• **Task description**
Isolate every line in the records below with "Чампіно" in it.

[Stored dataset items]
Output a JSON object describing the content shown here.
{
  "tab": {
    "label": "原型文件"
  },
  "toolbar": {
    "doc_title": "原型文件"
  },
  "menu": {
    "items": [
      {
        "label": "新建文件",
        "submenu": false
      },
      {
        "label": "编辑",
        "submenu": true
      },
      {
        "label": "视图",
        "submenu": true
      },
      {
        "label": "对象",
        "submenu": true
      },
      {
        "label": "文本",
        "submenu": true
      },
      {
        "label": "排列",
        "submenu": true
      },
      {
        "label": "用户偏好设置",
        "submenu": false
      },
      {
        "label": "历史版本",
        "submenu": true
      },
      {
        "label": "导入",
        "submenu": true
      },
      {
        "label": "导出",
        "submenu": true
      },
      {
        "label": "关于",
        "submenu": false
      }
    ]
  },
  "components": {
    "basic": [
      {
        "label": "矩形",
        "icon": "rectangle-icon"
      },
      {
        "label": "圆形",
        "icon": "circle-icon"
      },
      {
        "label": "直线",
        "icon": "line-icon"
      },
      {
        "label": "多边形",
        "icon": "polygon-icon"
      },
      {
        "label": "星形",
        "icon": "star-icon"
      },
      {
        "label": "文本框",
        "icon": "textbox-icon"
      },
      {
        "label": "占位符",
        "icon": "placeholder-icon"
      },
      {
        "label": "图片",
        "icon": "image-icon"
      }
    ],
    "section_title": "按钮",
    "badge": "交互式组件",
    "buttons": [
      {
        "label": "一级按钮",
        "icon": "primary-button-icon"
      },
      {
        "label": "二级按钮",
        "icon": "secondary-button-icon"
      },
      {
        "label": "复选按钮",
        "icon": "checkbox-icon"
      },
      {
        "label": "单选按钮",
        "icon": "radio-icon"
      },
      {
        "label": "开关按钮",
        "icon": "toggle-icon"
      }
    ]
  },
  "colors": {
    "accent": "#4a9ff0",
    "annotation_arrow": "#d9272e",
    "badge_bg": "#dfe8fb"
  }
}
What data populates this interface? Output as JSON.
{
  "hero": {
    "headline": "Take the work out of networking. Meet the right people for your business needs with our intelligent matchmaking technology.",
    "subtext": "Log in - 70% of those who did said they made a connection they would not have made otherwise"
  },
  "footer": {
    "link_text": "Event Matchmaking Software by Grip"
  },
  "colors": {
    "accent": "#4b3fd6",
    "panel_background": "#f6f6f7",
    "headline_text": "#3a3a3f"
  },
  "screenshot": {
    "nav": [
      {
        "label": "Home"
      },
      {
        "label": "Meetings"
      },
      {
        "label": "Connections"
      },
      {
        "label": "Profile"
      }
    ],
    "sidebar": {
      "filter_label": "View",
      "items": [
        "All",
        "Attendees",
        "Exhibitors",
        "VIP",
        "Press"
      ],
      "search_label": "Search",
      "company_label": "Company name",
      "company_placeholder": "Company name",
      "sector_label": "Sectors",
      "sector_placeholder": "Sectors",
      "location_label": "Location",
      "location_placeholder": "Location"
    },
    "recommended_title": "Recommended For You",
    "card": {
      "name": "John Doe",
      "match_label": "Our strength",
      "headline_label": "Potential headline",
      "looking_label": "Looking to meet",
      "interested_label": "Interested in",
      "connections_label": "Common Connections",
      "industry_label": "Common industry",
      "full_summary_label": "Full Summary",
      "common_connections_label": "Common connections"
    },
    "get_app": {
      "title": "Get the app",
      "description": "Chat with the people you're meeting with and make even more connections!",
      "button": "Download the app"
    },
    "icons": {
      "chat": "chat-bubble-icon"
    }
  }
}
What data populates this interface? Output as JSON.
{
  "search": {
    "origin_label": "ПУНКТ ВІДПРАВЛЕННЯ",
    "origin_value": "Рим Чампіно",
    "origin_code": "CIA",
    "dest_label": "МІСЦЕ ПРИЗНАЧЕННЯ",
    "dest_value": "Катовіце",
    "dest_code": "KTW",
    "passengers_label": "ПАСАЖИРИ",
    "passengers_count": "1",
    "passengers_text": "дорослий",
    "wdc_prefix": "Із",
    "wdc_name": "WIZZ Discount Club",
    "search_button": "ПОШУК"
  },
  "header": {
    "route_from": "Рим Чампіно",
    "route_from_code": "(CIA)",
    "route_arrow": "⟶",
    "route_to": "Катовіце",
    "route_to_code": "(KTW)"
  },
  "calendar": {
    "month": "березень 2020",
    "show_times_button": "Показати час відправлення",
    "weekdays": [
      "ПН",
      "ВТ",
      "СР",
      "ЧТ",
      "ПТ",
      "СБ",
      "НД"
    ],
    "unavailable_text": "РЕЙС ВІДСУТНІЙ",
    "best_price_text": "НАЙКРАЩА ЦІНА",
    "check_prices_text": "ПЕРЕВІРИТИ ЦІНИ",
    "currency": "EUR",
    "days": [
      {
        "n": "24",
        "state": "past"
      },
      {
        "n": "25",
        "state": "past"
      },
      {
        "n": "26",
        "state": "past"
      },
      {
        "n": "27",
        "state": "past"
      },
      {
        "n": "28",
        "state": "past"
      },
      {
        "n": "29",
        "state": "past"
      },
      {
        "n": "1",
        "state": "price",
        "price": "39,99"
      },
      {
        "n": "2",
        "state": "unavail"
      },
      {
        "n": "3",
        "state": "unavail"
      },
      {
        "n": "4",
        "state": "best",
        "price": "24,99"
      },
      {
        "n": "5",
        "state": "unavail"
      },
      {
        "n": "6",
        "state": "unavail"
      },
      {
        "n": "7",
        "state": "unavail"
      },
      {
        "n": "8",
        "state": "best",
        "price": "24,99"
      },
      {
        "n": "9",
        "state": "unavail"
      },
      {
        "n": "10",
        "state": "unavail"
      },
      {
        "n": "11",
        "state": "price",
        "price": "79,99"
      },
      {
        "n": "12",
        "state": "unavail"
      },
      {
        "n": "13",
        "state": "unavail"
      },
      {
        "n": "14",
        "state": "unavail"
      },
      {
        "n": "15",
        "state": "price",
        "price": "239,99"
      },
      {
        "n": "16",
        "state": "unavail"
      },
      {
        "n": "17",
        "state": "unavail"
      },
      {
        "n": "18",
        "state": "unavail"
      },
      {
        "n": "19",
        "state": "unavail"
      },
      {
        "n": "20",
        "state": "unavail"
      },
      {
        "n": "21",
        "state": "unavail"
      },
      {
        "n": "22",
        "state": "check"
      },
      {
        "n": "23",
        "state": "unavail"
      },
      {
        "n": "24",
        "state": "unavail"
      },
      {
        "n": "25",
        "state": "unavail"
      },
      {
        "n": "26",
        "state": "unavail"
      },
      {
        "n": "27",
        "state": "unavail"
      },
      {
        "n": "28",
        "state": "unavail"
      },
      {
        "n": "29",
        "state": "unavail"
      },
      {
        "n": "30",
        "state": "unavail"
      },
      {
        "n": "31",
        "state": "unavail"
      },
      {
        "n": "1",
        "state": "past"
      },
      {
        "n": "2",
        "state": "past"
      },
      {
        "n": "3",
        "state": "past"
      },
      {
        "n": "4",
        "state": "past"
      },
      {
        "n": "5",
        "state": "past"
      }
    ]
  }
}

• **Solution for this task**
    "origin_value": "Рим Чампіно",
    "route_from": "Рим Чампіно",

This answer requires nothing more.